[Stored entries]

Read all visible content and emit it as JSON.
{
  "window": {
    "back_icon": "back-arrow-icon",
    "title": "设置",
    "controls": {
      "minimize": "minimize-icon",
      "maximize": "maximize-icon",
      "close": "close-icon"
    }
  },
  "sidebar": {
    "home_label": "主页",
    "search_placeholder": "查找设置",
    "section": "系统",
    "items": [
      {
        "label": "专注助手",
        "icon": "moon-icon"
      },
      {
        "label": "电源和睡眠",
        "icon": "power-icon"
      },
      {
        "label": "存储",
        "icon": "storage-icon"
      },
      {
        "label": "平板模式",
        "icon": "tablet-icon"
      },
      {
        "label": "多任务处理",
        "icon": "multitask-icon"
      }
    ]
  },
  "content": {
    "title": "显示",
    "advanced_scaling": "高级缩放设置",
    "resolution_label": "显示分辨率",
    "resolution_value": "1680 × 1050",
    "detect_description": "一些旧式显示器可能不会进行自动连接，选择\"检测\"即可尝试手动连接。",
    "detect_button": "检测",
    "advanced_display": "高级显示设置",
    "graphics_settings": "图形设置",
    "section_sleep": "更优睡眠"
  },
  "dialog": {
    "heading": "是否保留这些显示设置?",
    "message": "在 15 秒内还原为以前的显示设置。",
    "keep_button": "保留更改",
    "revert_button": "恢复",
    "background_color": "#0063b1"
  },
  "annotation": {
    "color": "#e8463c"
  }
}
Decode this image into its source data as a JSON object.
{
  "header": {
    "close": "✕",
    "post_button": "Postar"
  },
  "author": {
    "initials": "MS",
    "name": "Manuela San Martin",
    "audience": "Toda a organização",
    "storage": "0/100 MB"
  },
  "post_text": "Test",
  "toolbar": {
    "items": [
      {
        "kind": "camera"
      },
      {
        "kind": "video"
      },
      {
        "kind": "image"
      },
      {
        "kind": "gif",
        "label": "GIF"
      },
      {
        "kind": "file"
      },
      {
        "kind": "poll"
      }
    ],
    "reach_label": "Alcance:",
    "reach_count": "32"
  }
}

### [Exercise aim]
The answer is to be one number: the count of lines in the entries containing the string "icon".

### [Task output]
9